▸ Directions: In how many lines of the listing does the word "glyph" appear? Reply with the number only.

▸ Data to use:

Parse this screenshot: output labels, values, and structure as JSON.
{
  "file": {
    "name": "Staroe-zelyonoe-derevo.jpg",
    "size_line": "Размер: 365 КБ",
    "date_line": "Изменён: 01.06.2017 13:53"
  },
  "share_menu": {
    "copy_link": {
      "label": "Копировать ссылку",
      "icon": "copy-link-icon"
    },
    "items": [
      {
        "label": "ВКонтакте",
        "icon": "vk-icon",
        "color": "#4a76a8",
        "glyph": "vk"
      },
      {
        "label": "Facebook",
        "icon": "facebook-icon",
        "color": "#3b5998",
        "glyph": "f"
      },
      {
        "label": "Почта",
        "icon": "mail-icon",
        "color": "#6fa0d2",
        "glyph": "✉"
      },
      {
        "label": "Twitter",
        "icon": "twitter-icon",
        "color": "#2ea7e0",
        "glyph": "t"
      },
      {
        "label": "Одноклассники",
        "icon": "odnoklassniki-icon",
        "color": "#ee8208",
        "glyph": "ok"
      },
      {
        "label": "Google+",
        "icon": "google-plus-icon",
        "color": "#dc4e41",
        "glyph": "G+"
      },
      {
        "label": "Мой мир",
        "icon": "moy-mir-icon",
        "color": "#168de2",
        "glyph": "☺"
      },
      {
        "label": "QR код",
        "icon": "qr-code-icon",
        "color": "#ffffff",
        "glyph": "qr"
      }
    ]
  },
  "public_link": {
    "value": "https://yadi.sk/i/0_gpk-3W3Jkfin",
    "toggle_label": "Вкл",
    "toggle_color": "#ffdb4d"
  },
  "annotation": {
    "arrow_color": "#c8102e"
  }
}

▸ Result of this task: 8